There is no doubt that Bashar al-Assad’s use of chemical weapons last week crossed all 50 shades of the “red line.” While prudence dictated restraint this past June, the repeated violation of international norms now may require a military response. The use of chemical weapons is one of the most insidious acts that can be undertaken in war and Secretary of State John Kerry has made clear that the Obama administration would hold Assad accountable for an inexcusable “moral obscenity” that “should shock the conscience of the world.” The international community must respond — and likely will respond — with overt military force against Damascus. But limited war, whether air strikes or something else, will bring about its own set of challenges.
As difficult a decision as it will be for Obama to raise the stakes with a military response, the real challenge may be more political than military. Pundits and some in the U.S. Congress have called for taking out Syrian air assets and creating humanitarian corridors, believing that this will magically solve the country’s broader problems. Likewise, the comparisons being made to Libya and Kosovo are misleading and misrepresent the political commitment required to ensure the success of these military actions.
Indeed, the White House faces a much more difficult task in seeking to prevent Assad’s repeated use of chemical weapons. This is not about regime change but about behavioral change — deterring or preventing the use of chemical weapons by the Assad regime — whatever the rationale for doing so. The operational challenge is to ensure that strikes are significant enough to destroy Assad’s ability to use chemical weapons without backing him into a corner where he feels he has no choice but to use them.
There are a few ways to cope with these challenges. First, the United States and its allies must be prepared to maintain political resolve beyond the immediate strikes. Deterring and denying the use of chemical weapons will not be accomplished with one sortie, but may require retaining a military option while continuing to arm selected opposition groups and push Assad to the bargaining table. Second, the United States and its allies must keep the gap between expectation and reality to a minimum. For the Syrians being killed, this conflict is also one for survival, and military strikes may falsely raise hopes for imminent regime change. Some will continue to blame Western leaders for not doing enough or blame them if Assad responds with even deadlier force against his own people.
Third, while the United States should act alone if it must, a strong coalition remains the preferred option. If NATO takes action as an alliance, it will have to be more than a coalition of the willing. The Alliance must send a unified message that it stands together. More importantly, the Arab League must reconsider its objections to the use of force to prevent such atrocities and, in the event of military action, should take part in operations with Western forces. Finally, the Arab League should step up pressure on Russia and China to provide political support for the operations or get out of the way. In the end, however, Vladimir Putin’s intransigence is an insufficient reason to keep from responding to such reprehensible crimes.

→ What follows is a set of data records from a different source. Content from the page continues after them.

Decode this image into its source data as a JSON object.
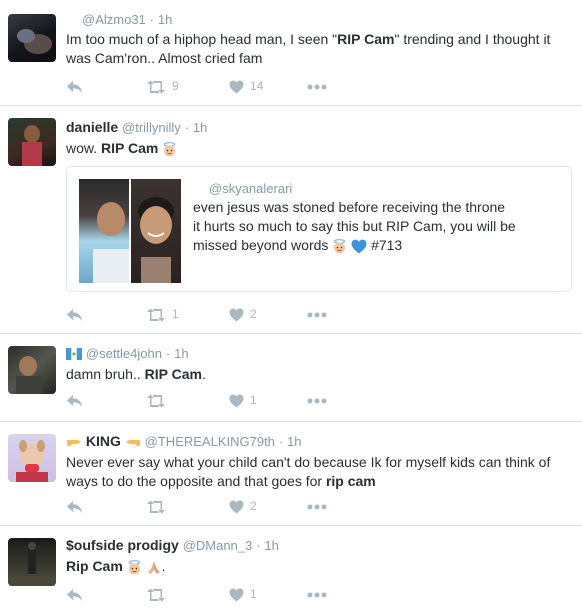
{
  "tweets": [
    {
      "name": "",
      "handle": "@Alzmo31",
      "time": "1h",
      "text_parts": [
        "Im too much of a hiphop head man, I seen \"",
        "RIP Cam",
        "\" trending and I thought it was Cam'ron.. Almost cried fam"
      ],
      "retweets": "9",
      "likes": "14"
    },
    {
      "name": "danielle",
      "handle": "@trillynilly",
      "time": "1h",
      "text_parts": [
        "wow. ",
        "RIP Cam"
      ],
      "retweets": "1",
      "likes": "2",
      "quote": {
        "handle": "@skyanalerari",
        "line1": "even jesus was stoned before receiving the throne",
        "line2": "it hurts so much to say this but RIP Cam, you will be missed beyond words",
        "hashtag": "#713"
      }
    },
    {
      "name": "",
      "handle": "@settle4john",
      "time": "1h",
      "text_parts": [
        "damn bruh.. ",
        "RIP Cam",
        "."
      ],
      "retweets": "",
      "likes": "1"
    },
    {
      "name": "KING",
      "handle": "@THEREALKING79th",
      "time": "1h",
      "text_parts": [
        "Never ever say what your child can't do because Ik for myself kids can think of ways to do the opposite and that goes for ",
        "rip cam"
      ],
      "retweets": "",
      "likes": "2"
    },
    {
      "name": "$oufside prodigy",
      "handle": "@DMann_3",
      "time": "1h",
      "text_parts": [
        "Rip Cam",
        "."
      ],
      "retweets": "",
      "likes": "1"
    }
  ],
  "separator": "·",
  "colors": {
    "text": "#292f33",
    "muted": "#8899a6",
    "icon": "#aab8c2",
    "border": "#e1e8ed",
    "heart_blue": "#3b94d9"
  }
}
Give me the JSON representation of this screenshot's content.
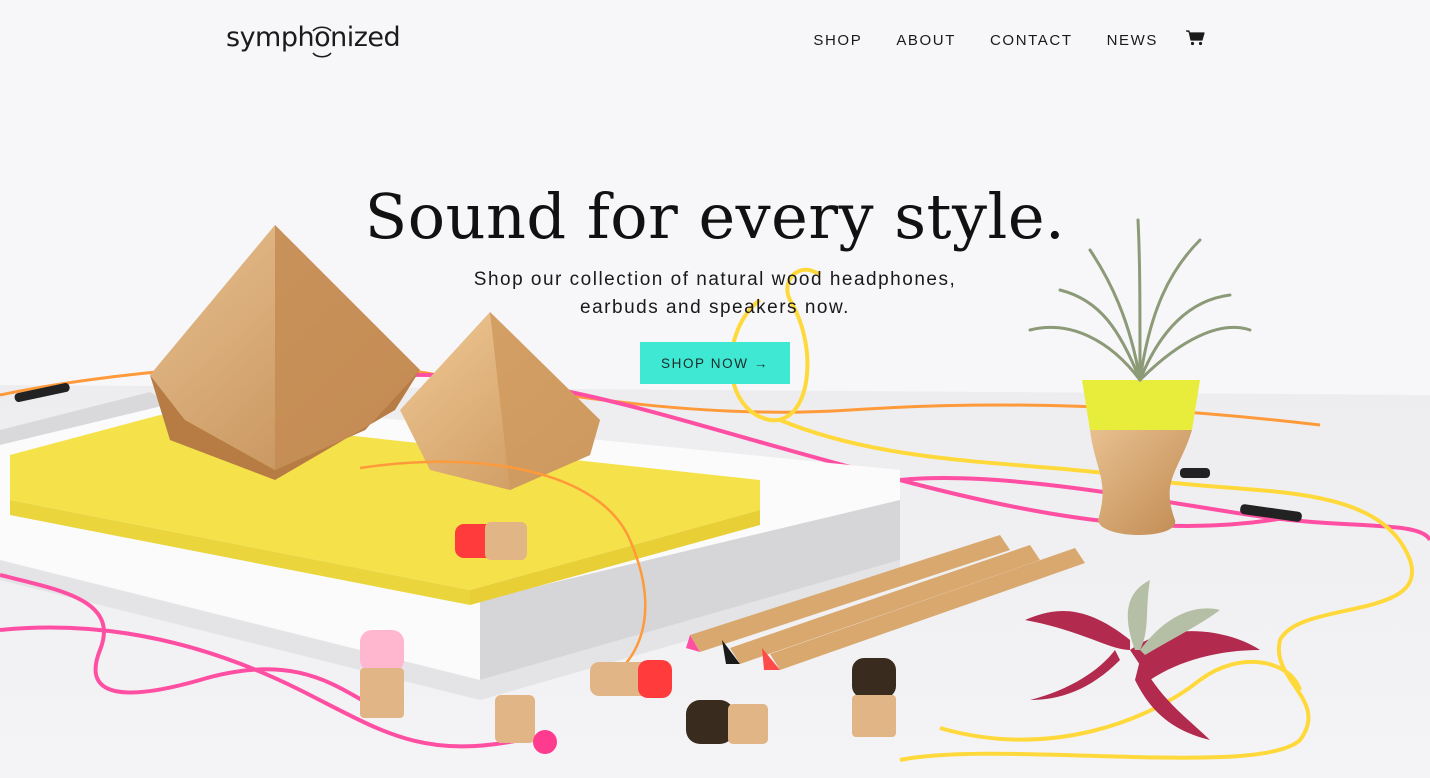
{
  "brand": {
    "logo_text_left": "symph",
    "logo_text_right": "nized",
    "logo_glyph": "o"
  },
  "nav": {
    "items": [
      {
        "label": "SHOP"
      },
      {
        "label": "ABOUT"
      },
      {
        "label": "CONTACT"
      },
      {
        "label": "NEWS"
      }
    ],
    "cart_icon": "cart-icon"
  },
  "hero": {
    "title": "Sound for every style.",
    "subtitle_line1": "Shop our collection of natural wood headphones,",
    "subtitle_line2": "earbuds and speakers now.",
    "cta_label": "SHOP NOW →"
  },
  "colors": {
    "background": "#f7f7f9",
    "cta": "#3ee8d2",
    "notebook_yellow": "#f5e24a",
    "cable_pink": "#ff4fa3",
    "cable_yellow": "#ffd93b",
    "wood": "#d9a86e"
  }
}
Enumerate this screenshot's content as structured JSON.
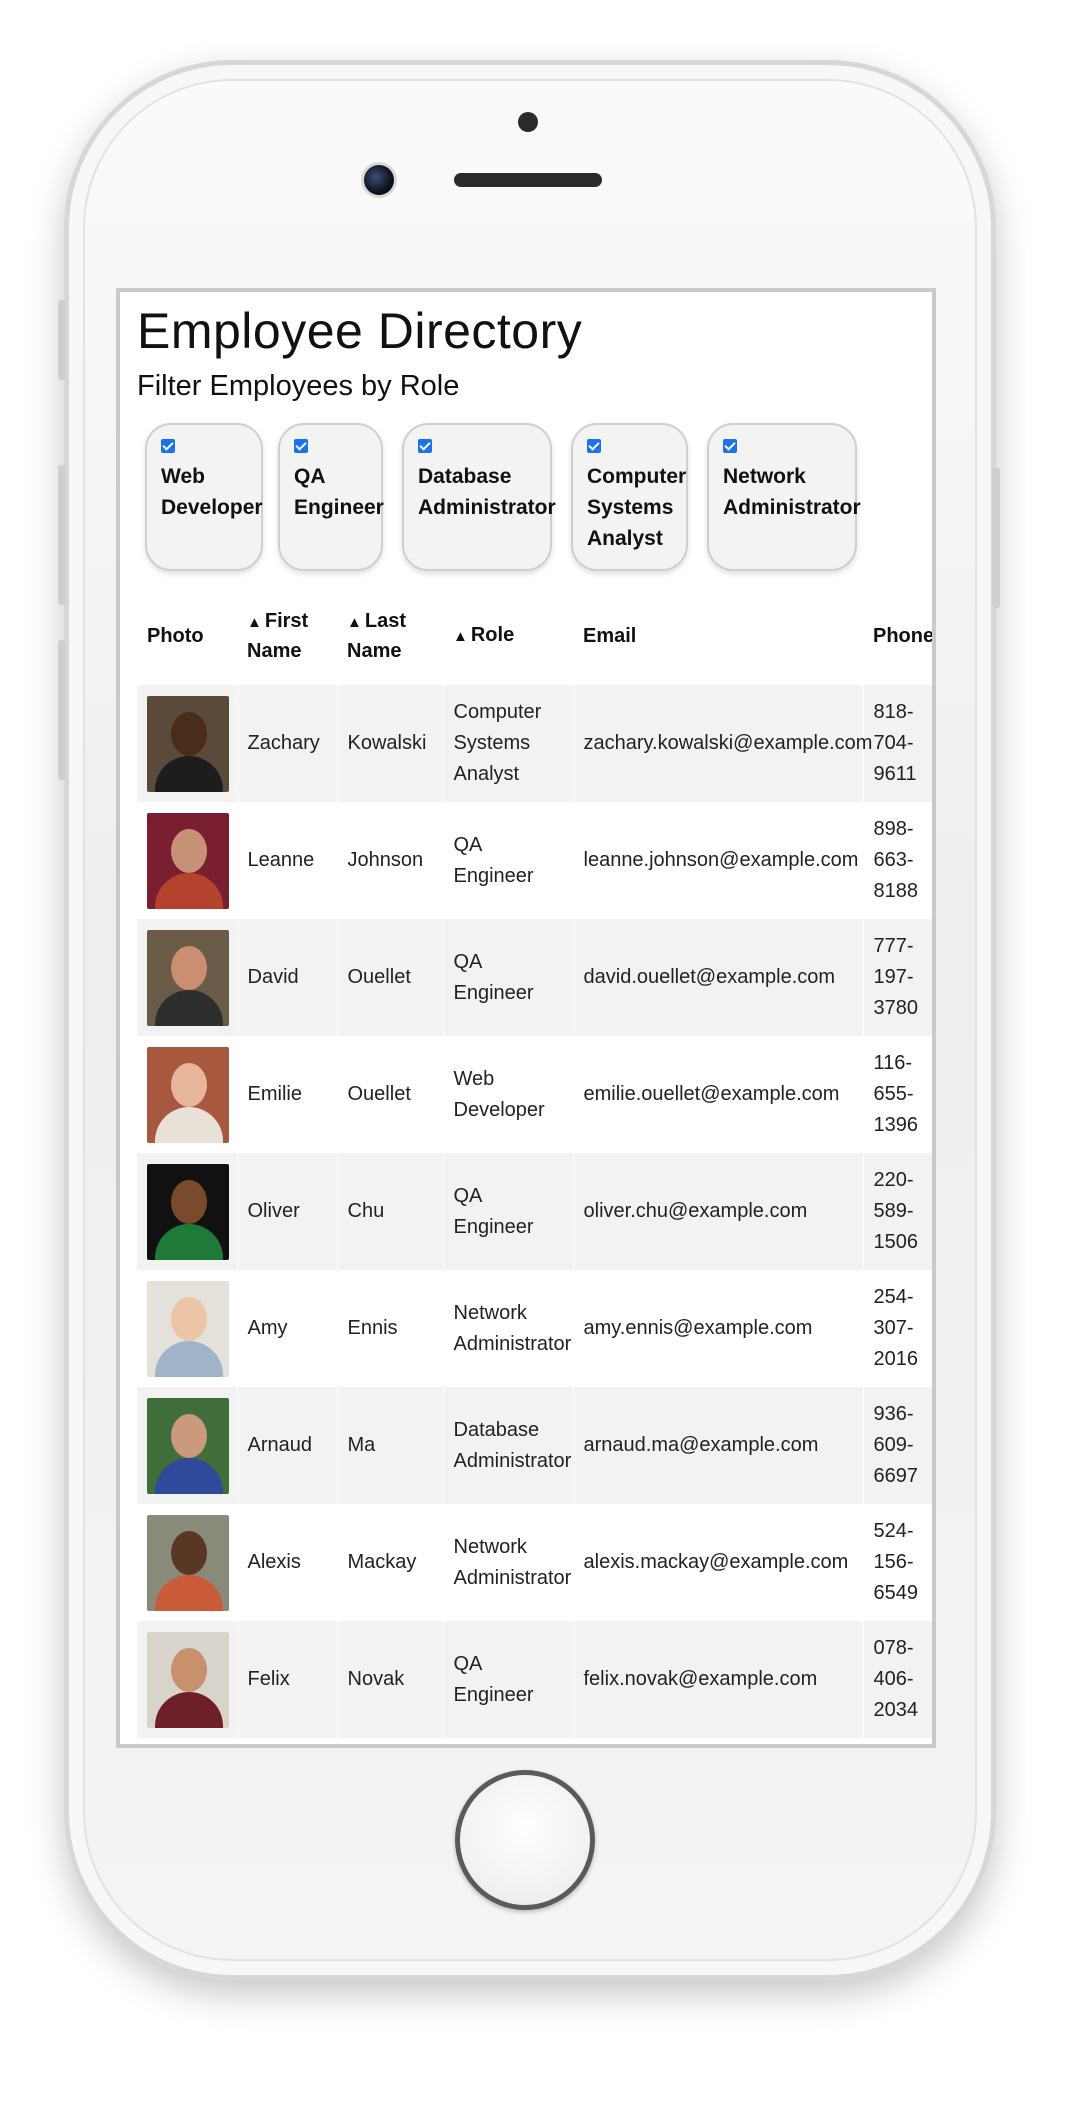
{
  "page": {
    "title": "Employee Directory",
    "subtitle": "Filter Employees by Role"
  },
  "filters": [
    {
      "lines": [
        "Web",
        "Developer"
      ],
      "checked": true
    },
    {
      "lines": [
        "QA",
        "Engineer"
      ],
      "checked": true
    },
    {
      "lines": [
        "Database",
        "Administrator"
      ],
      "checked": true
    },
    {
      "lines": [
        "Computer",
        "Systems",
        "Analyst"
      ],
      "checked": true
    },
    {
      "lines": [
        "Network",
        "Administrator"
      ],
      "checked": true
    }
  ],
  "table": {
    "headers": {
      "photo": "Photo",
      "first_name": [
        "First",
        "Name"
      ],
      "last_name": [
        "Last",
        "Name"
      ],
      "role": "Role",
      "email": "Email",
      "phone": "Phone"
    },
    "sort_icon": "sort-icon",
    "rows": [
      {
        "first": "Zachary",
        "last": "Kowalski",
        "role": [
          "Computer",
          "Systems",
          "Analyst"
        ],
        "email": "zachary.kowalski@example.com",
        "phone": [
          "818-",
          "704-",
          "9611"
        ],
        "colors": {
          "bg": "#5b4a3a",
          "skin": "#4a2c1c",
          "shirt": "#1d1d1d"
        }
      },
      {
        "first": "Leanne",
        "last": "Johnson",
        "role": [
          "QA Engineer"
        ],
        "email": "leanne.johnson@example.com",
        "phone": [
          "898-",
          "663-",
          "8188"
        ],
        "colors": {
          "bg": "#7a1f32",
          "skin": "#c79177",
          "shirt": "#b5422c"
        }
      },
      {
        "first": "David",
        "last": "Ouellet",
        "role": [
          "QA Engineer"
        ],
        "email": "david.ouellet@example.com",
        "phone": [
          "777-",
          "197-",
          "3780"
        ],
        "colors": {
          "bg": "#6a5a48",
          "skin": "#c98f70",
          "shirt": "#2e2e2e"
        }
      },
      {
        "first": "Emilie",
        "last": "Ouellet",
        "role": [
          "Web",
          "Developer"
        ],
        "email": "emilie.ouellet@example.com",
        "phone": [
          "116-",
          "655-",
          "1396"
        ],
        "colors": {
          "bg": "#a8583e",
          "skin": "#e6b59a",
          "shirt": "#e9e1d8"
        }
      },
      {
        "first": "Oliver",
        "last": "Chu",
        "role": [
          "QA Engineer"
        ],
        "email": "oliver.chu@example.com",
        "phone": [
          "220-",
          "589-",
          "1506"
        ],
        "colors": {
          "bg": "#111111",
          "skin": "#7a4a2c",
          "shirt": "#1f7a3a"
        }
      },
      {
        "first": "Amy",
        "last": "Ennis",
        "role": [
          "Network",
          "Administrator"
        ],
        "email": "amy.ennis@example.com",
        "phone": [
          "254-",
          "307-",
          "2016"
        ],
        "colors": {
          "bg": "#e4e0da",
          "skin": "#ecc4a6",
          "shirt": "#9fb4c8"
        }
      },
      {
        "first": "Arnaud",
        "last": "Ma",
        "role": [
          "Database",
          "Administrator"
        ],
        "email": "arnaud.ma@example.com",
        "phone": [
          "936-",
          "609-",
          "6697"
        ],
        "colors": {
          "bg": "#3f6e3a",
          "skin": "#c99a7c",
          "shirt": "#2f4a9a"
        }
      },
      {
        "first": "Alexis",
        "last": "Mackay",
        "role": [
          "Network",
          "Administrator"
        ],
        "email": "alexis.mackay@example.com",
        "phone": [
          "524-",
          "156-",
          "6549"
        ],
        "colors": {
          "bg": "#8a8a7a",
          "skin": "#5a3624",
          "shirt": "#c95a3a"
        }
      },
      {
        "first": "Felix",
        "last": "Novak",
        "role": [
          "QA Engineer"
        ],
        "email": "felix.novak@example.com",
        "phone": [
          "078-",
          "406-",
          "2034"
        ],
        "colors": {
          "bg": "#d8d4cc",
          "skin": "#c9906e",
          "shirt": "#6e1f2a"
        }
      }
    ]
  }
}
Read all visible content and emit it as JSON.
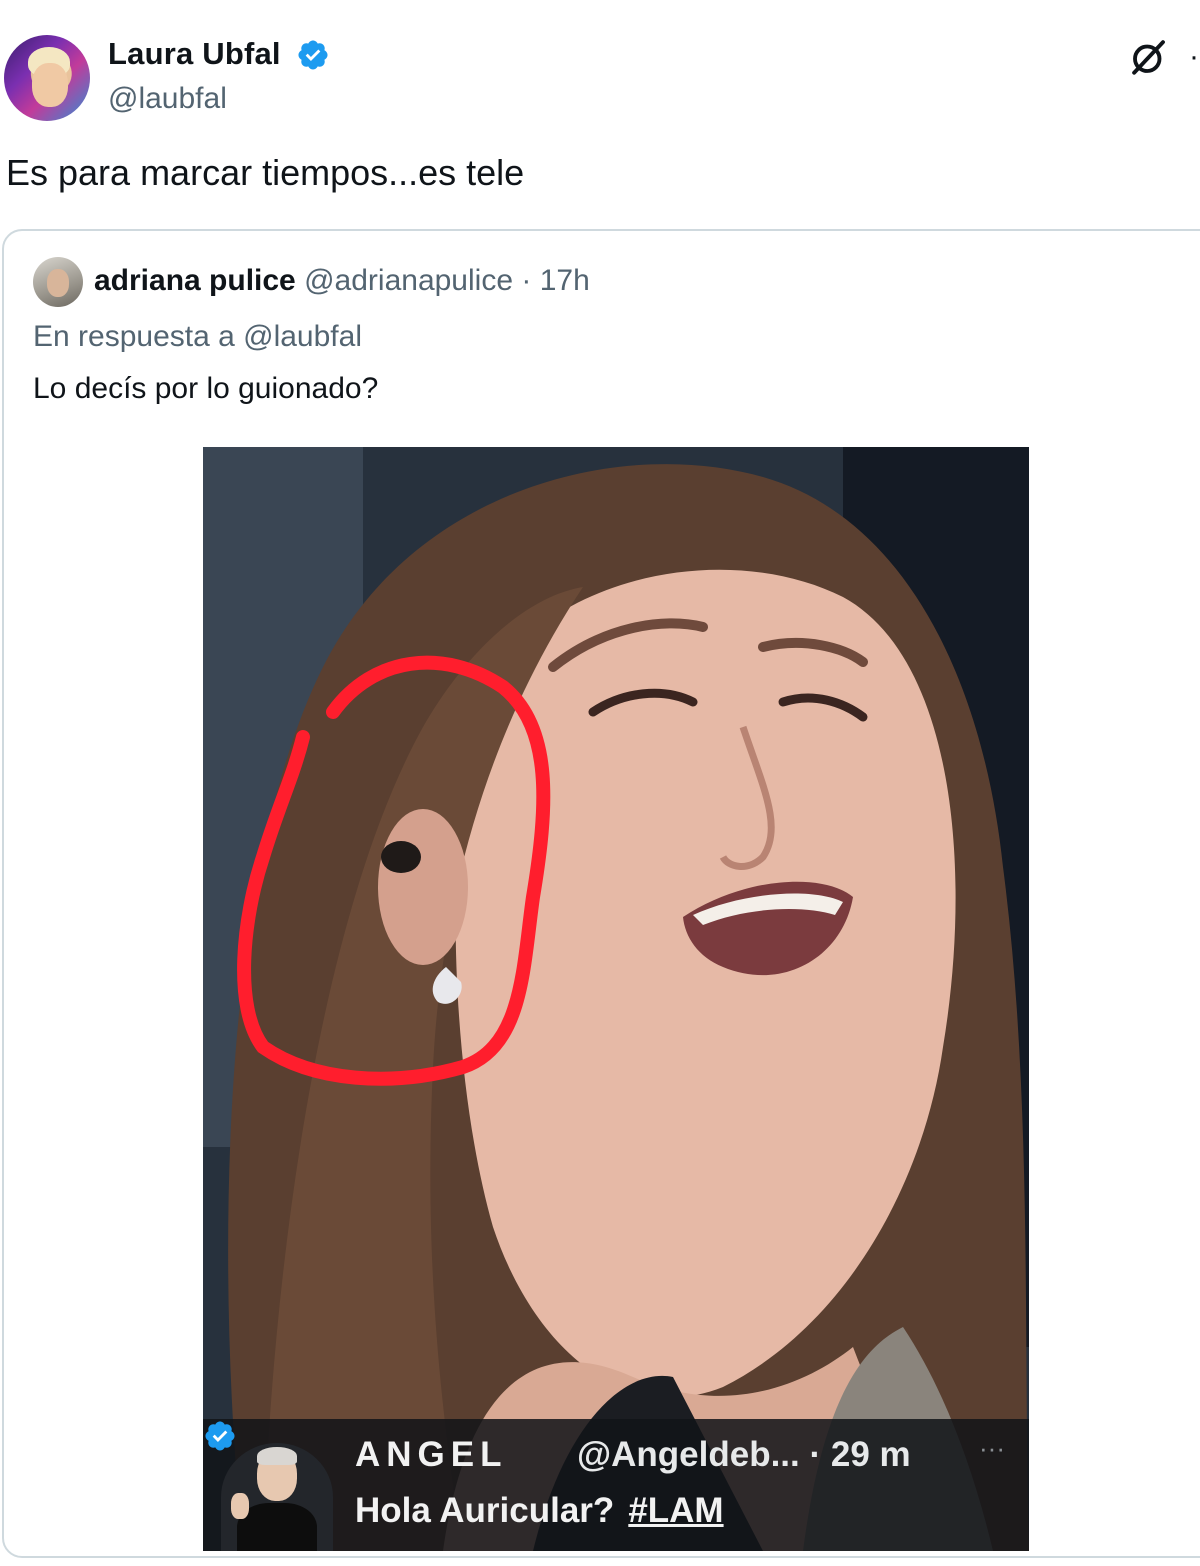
{
  "author": {
    "display_name": "Laura Ubfal",
    "handle": "@laubfal",
    "verified": true
  },
  "tweet": {
    "text": "Es para marcar tiempos...es tele"
  },
  "icons": {
    "verified": "verified-badge-icon",
    "grok": "grok-icon",
    "more": "more-options-icon"
  },
  "colors": {
    "verified_blue": "#1d9bf0",
    "secondary_text": "#536471",
    "border": "#cfd9de",
    "circle_annotation": "#ff1e2d"
  },
  "quote": {
    "display_name": "adriana pulice",
    "handle": "@adrianapulice",
    "separator": "·",
    "time": "17h",
    "reply_to": "En respuesta a @laubfal",
    "text": "Lo decís por lo guionado?",
    "image": {
      "description_icon": "photo-icon",
      "embedded_post": {
        "display_name": "ANGEL",
        "handle_time": "@Angeldeb... · 29 m",
        "text": "Hola Auricular?",
        "hashtag": "#LAM",
        "more": "···"
      }
    }
  }
}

Moreover, no matter how well-planned the strikes are, even the best plans are unlikely to survive first contact with the enemy. There is no guarantee that anything beyond static targets can be completely destroyed. Likewise, it is almost completely certain that limited strikes will not destroy Assad’s ability to continue to murder his own people. Without a major military commitment — one that potentially includes ground forces — Assad will still retain the capability to terrorize population centers in Homs, Aleppo, and Damascus. Unfortunately, even if the United States and NATO desire just a limited war, it is already a total war for Assad, as he remains intent on personal and regime survival.
While a failure to address these issues should not necessarily stop the international community or a small coalition from acting, these considerations should guide leaders as they consider military options. A military response, if and when it happens, is but one limited engagement in the long-term effort at ending the war in Syria. Just as importantly, there must be realistic goals that are clearly articulated to the public and to the Syrian people. Only in the best of circumstances can limited war result in a quick political solution — and even the limited goal of deterring Assad’s continued chemical weapons may prove a hard proposition. For the Syrian people, for our own national interest, and for the betterment of the international community, it is likely time to take that risk.